3. Inflation – transitory AND persistent
In most meetings, central bank policymakers made the same observation – that they were taken aback by how persistent inflation. Some stressed that the almost-exclusive focus on supply-side issues, labour shortages, bottlenecks is only one part of the story.
Policymakers are seeing signs of a change in the composition of demand
Indeed, policymakers are seeing signs of a change in the composition of demand – brought about by changes to spending patterns post COVID – which is resulting in additional price pressures (and perhaps explaining why inflation in countries like Mexico and Russia has been stickier than expected). Others stressed the difficulty in relying on traditional measures of economic slack to determine the appropriate monetary response. The two-speed nature of recoveries in many EMs – with manufacturing recovering faster than services – means traditional measures of output gaps as a key input into reaction functions may be less accurate than previously.
4. The Phillips curve is not dead in EM
In considering the degree of demand-pull inflationary pressures, central banks typically look at signs of a tight labour market, with low unemployment rates typically translating into higher wages and thus higher price pressures. The evidence from EM seems to be of a Phillips curve (the inverse relationship between the unemployment rate and inflation) that is alive and kicking, particularly in Central and Eastern Europe, South Africa and Colombia.
A Phillips curve that is alive and kicking
Other factors that are catching policymakers by surprise are some core components of inflation – such as rental inflation (which is rebounding more strongly than expected) – creating extra core price pressures in countries like Colombia and Poland.
5. Worry about twin deficits is rife
Many policymakers are fretting over the likely tightening of global policy next year at a point where financing needs are still high. Current accounts are still in better shape than before the crisis, but most attribute the improvement to temporary terms of trade gains that could reverse.

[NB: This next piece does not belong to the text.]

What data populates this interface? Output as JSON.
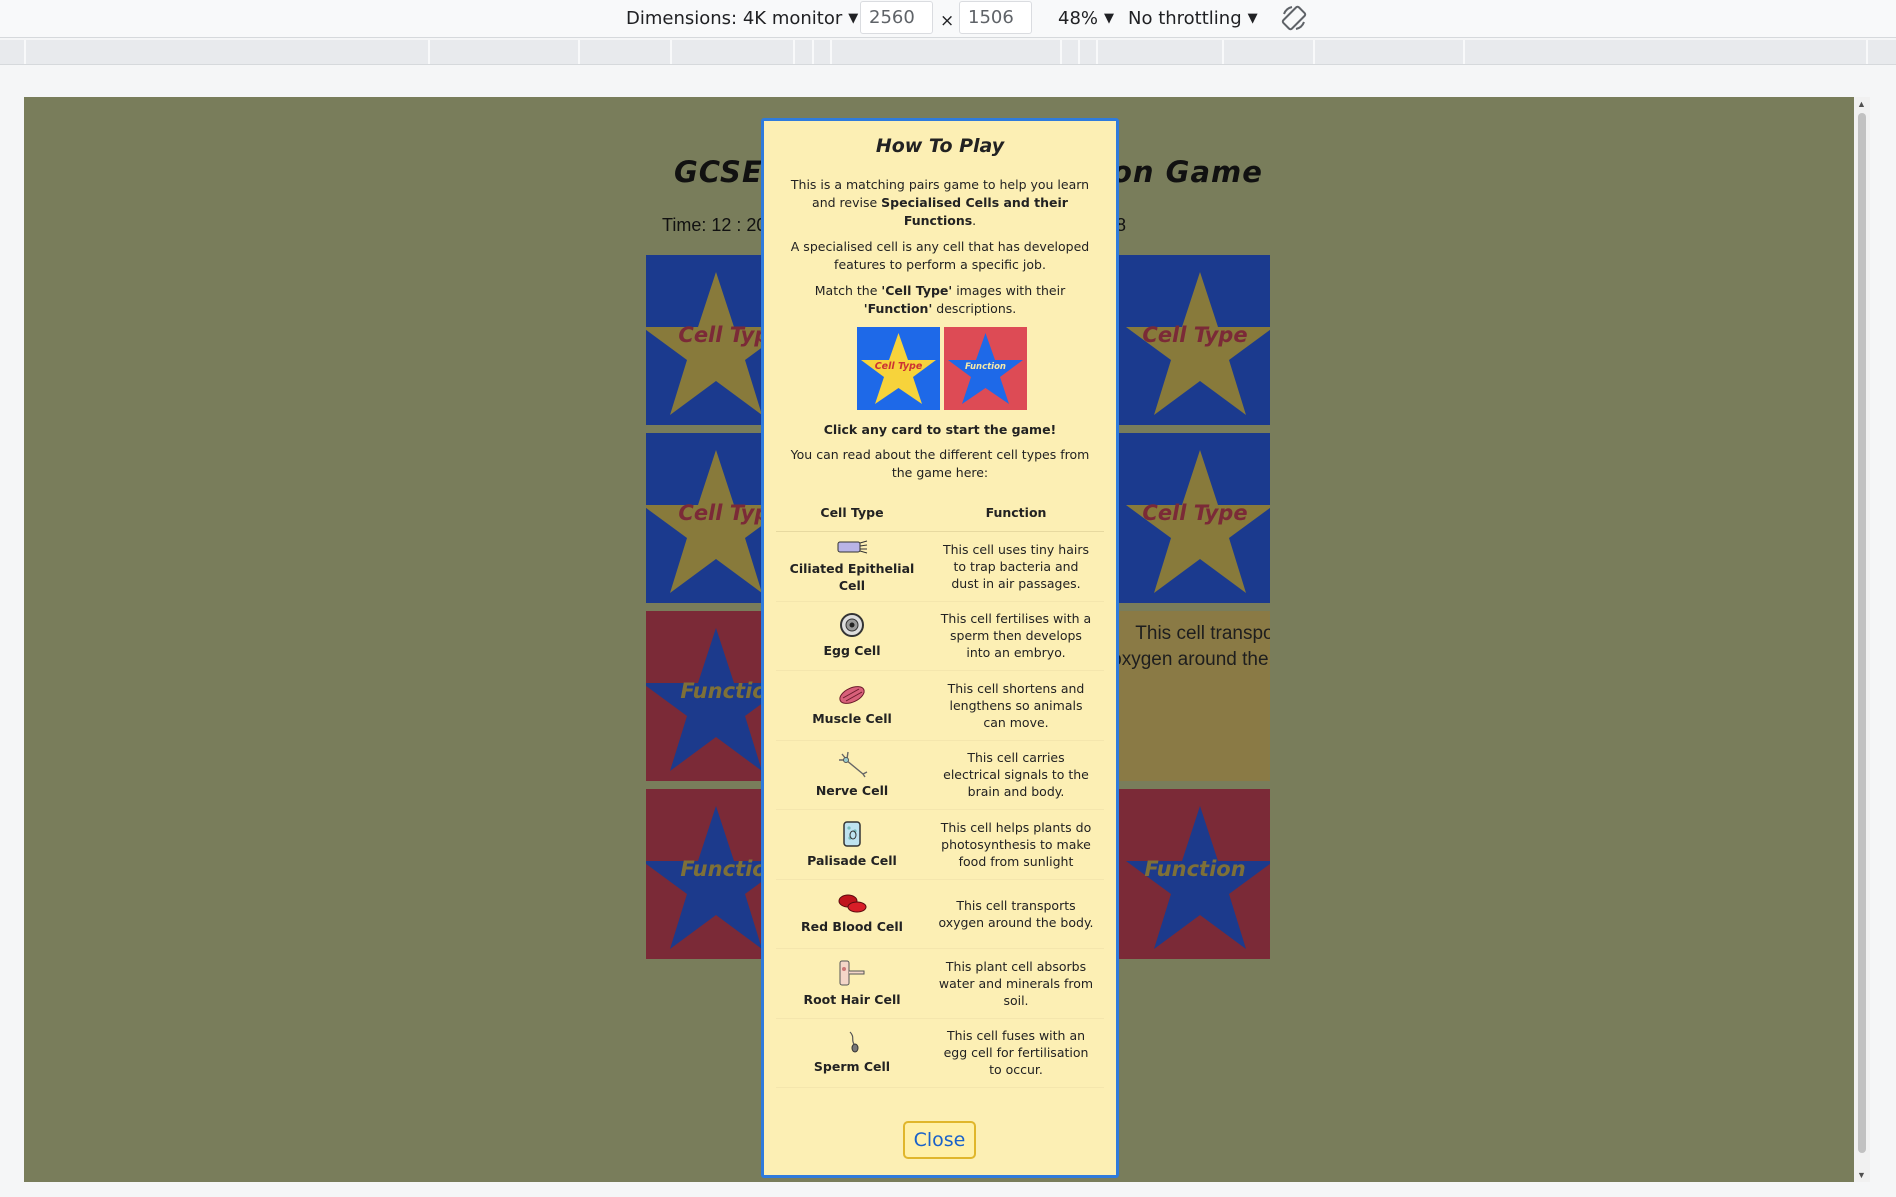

Supply-chain issues and lockdowns have impacted economic recoveries
While higher commodity prices have been a boon this year to many emerging markets, production challenges in Ghana, Nigeria, Colombia and Malaysia have meant that they have not benefited as much as they could have, providing another example of how supply-chain issues and lockdowns have impacted recoveries. In other countries, the path of fiscal consolidation is expected to be slow, translating into fiscal deficits that will remain wider for longer than pre-pandemic trends, posing an additional challenge in attracting sufficient capital flows to meet larger financing needs (e.g. Colombia and Indonesia).
6. Climate change and financing a low-carbon transition to receive a greater focus

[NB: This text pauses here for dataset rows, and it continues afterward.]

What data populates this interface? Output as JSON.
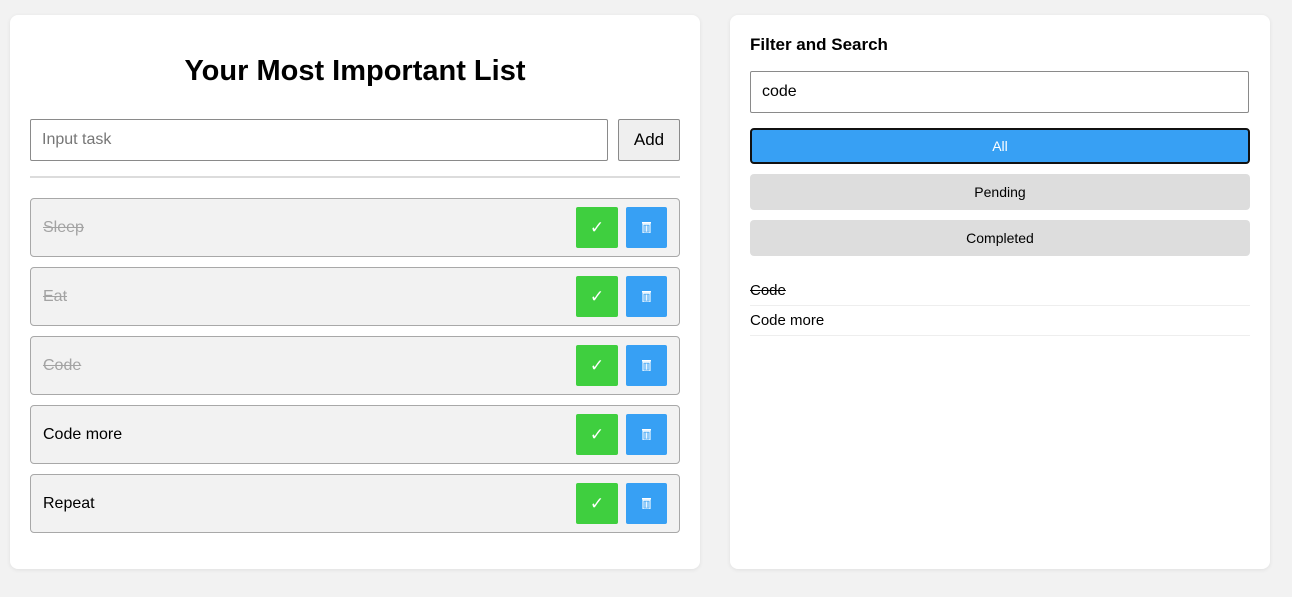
{
  "todo": {
    "title": "Your Most Important List",
    "input_placeholder": "Input task",
    "add_label": "Add",
    "complete_label": "✓",
    "tasks": [
      {
        "text": "Sleep",
        "completed": true
      },
      {
        "text": "Eat",
        "completed": true
      },
      {
        "text": "Code",
        "completed": true
      },
      {
        "text": "Code more",
        "completed": false
      },
      {
        "text": "Repeat",
        "completed": false
      }
    ]
  },
  "filter": {
    "title": "Filter and Search",
    "search_value": "code",
    "buttons": {
      "all": "All",
      "pending": "Pending",
      "completed": "Completed"
    },
    "active": "all",
    "results": [
      {
        "text": "Code",
        "completed": true
      },
      {
        "text": "Code more",
        "completed": false
      }
    ]
  },
  "colors": {
    "complete_button": "#3fcf3f",
    "delete_button": "#37a0f4",
    "active_filter": "#37a0f4"
  },
  "icons": {
    "complete": "check-icon",
    "delete": "trash-icon"
  }
}
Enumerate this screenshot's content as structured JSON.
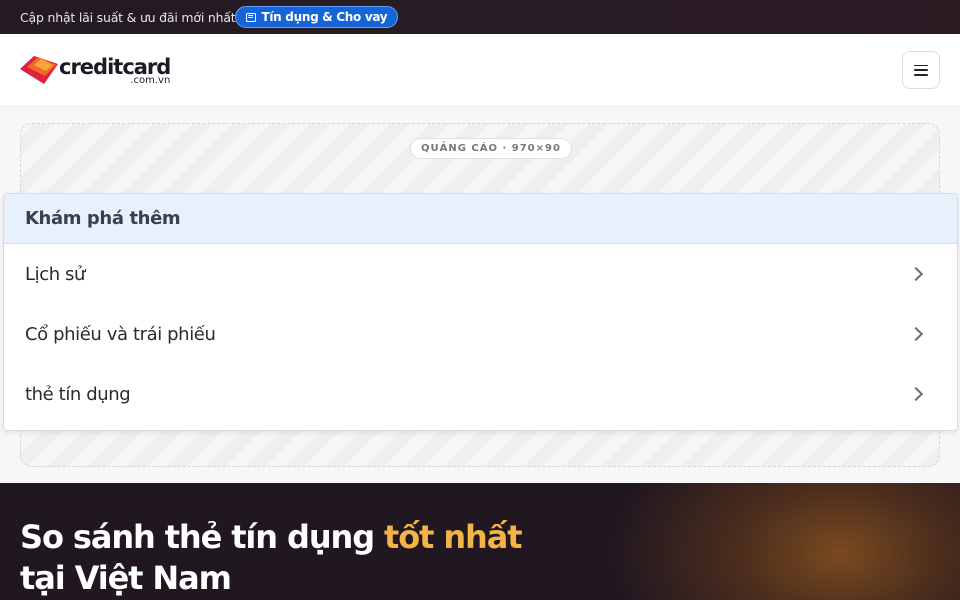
{
  "topbar": {
    "text": "Cập nhật lãi suất & ưu đãi mới nhất",
    "pill_label": "Tín dụng & Cho vay"
  },
  "header": {
    "logo_text": "creditcard",
    "logo_sub": ".com.vn",
    "menu_icon": "hamburger-icon"
  },
  "ad": {
    "label": "QUẢNG CÁO · 970×90"
  },
  "explore": {
    "title": "Khám phá thêm",
    "items": [
      {
        "label": "Lịch sử"
      },
      {
        "label": "Cổ phiếu và trái phiếu"
      },
      {
        "label": "thẻ tín dụng"
      }
    ]
  },
  "hero": {
    "title_part1": "So sánh thẻ tín dụng ",
    "title_accent": "tốt nhất",
    "title_part2": "tại Việt Nam"
  },
  "colors": {
    "topbar_bg": "#231a22",
    "pill_bg": "#1565d8",
    "explore_head_bg": "#e8f0fd",
    "hero_bg": "#211720",
    "hero_accent": "#f2b447",
    "logo_orange": "#f26a21",
    "logo_red": "#e0213d"
  }
}
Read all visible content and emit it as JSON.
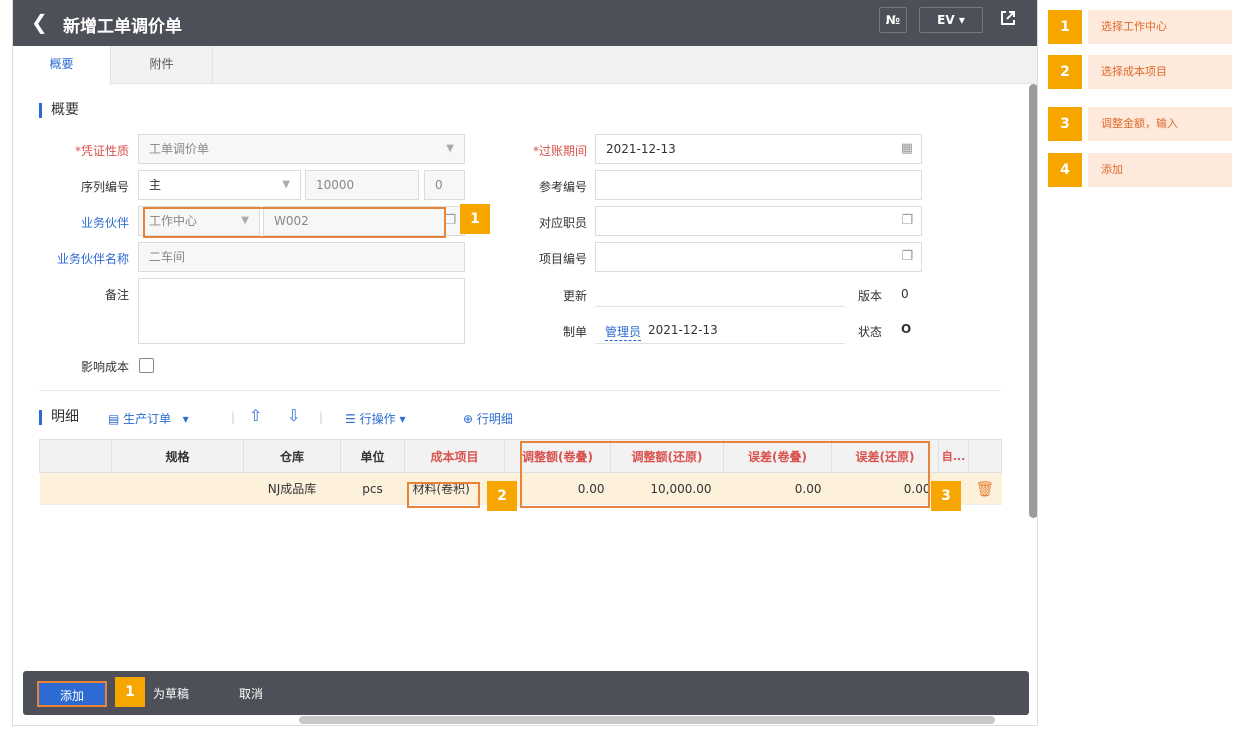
{
  "header": {
    "title": "新增工单调价单",
    "btn_no": "№",
    "btn_ev": "EV ▾",
    "colors": {
      "bar": "#4d5058",
      "accent": "#2d6bd2",
      "highlight": "#e8833a",
      "badge": "#f7a600"
    }
  },
  "tabs": [
    {
      "label": "概要"
    },
    {
      "label": "附件"
    }
  ],
  "summary": {
    "section_title": "概要",
    "voucher_type": {
      "label": "*凭证性质",
      "value": "工单调价单"
    },
    "serial_no": {
      "label": "序列编号",
      "value": "主",
      "number": "10000",
      "suffix": "0"
    },
    "partner": {
      "label": "业务伙伴",
      "type_value": "工作中心",
      "code_value": "W002"
    },
    "partner_name": {
      "label": "业务伙伴名称",
      "value": "二车间"
    },
    "remark": {
      "label": "备注",
      "value": ""
    },
    "affect_cost": {
      "label": "影响成本",
      "checked": false
    },
    "posting_period": {
      "label": "*过账期间",
      "value": "2021-12-13"
    },
    "ref_no": {
      "label": "参考编号",
      "value": ""
    },
    "staff": {
      "label": "对应职员",
      "value": ""
    },
    "project_no": {
      "label": "项目编号",
      "value": ""
    },
    "update": {
      "label": "更新",
      "value": ""
    },
    "version": {
      "label": "版本",
      "value": "0"
    },
    "maker": {
      "label": "制单",
      "user": "管理员",
      "date": "2021-12-13"
    },
    "status": {
      "label": "状态",
      "value": "O"
    }
  },
  "detail": {
    "section_title": "明细",
    "toolbar": {
      "production_order": "生产订单",
      "row_ops": "行操作",
      "row_detail": "行明细"
    },
    "columns": [
      "规格",
      "仓库",
      "单位",
      "成本项目",
      "调整额(卷叠)",
      "调整额(还原)",
      "误差(卷叠)",
      "误差(还原)",
      "自..."
    ],
    "rows": [
      {
        "spec": "",
        "warehouse": "NJ成品库",
        "unit": "pcs",
        "cost_item": "材料(卷积)",
        "adj_rollup": "0.00",
        "adj_restore": "10,000.00",
        "err_rollup": "0.00",
        "err_restore": "0.00"
      }
    ]
  },
  "footer": {
    "add": "添加",
    "save_draft": "为草稿",
    "cancel": "取消"
  },
  "badges": {
    "b1": "1",
    "b2": "2",
    "b3": "3",
    "b_footer": "1"
  },
  "legend": [
    {
      "num": "1",
      "text": "选择工作中心"
    },
    {
      "num": "2",
      "text": "选择成本项目"
    },
    {
      "num": "3",
      "text": "调整金额，输入"
    },
    {
      "num": "4",
      "text": "添加"
    }
  ]
}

Ongoing droughts in Brazil, historically low water levels in Paraguay’s Paraná River and floods in South and Eastern Asia, were all cited as recent examples of weather-related calamities. Conflict and cross-border migration, financial and healthcare costs, were also raised as issues.
Flows to emerging markets have increased during the pandemic – although total flows remain small

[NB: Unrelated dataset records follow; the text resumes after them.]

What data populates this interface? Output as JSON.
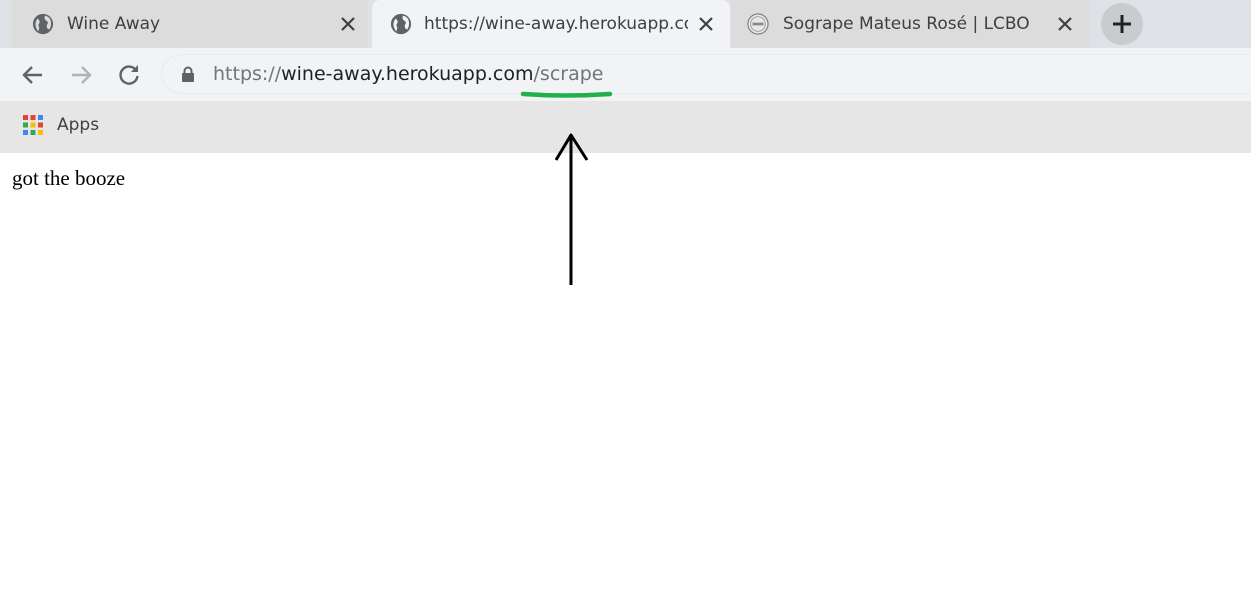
{
  "tabs": [
    {
      "title": "Wine Away",
      "active": false
    },
    {
      "title": "https://wine-away.herokuapp.com/scrape",
      "active": true
    },
    {
      "title": "Sogrape Mateus Rosé | LCBO",
      "active": false
    }
  ],
  "toolbar": {
    "url_scheme": "https://",
    "url_host": "wine-away.herokuapp.com",
    "url_path": "/scrape"
  },
  "bookmarks": {
    "apps_label": "Apps"
  },
  "page": {
    "body_text": "got the booze"
  },
  "colors": {
    "annotation_underline": "#22b04a",
    "annotation_arrow": "#000000"
  },
  "icons": {
    "favicon_1": "globe-icon",
    "favicon_2": "globe-icon",
    "favicon_3": "lcbo-logo-icon",
    "new_tab": "plus-icon",
    "back": "arrow-left-icon",
    "forward": "arrow-right-icon",
    "reload": "reload-icon",
    "secure": "lock-icon",
    "apps": "apps-grid-icon"
  }
}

Flows to emerging markets, driven by environmental, social and governance factors, have increased during the pandemic – although the Global Financial Stability Report highlighted they remain relatively small as a share of total flows.
We have previously highlighted the potentially large fiscal costs for less-developed countries if governments are left to finance the climate transition. The growing shift towards sustainable investment can support the transition through two important channels. Investors' growing preference for sustainability-linked products should increase the supply of capital to countries whose agendas support the climate transition. Furthermore, the growth of sustainable funds and investor engagement should influence countries' climate policies and investment strategies, thereby creating a positive feedback loop.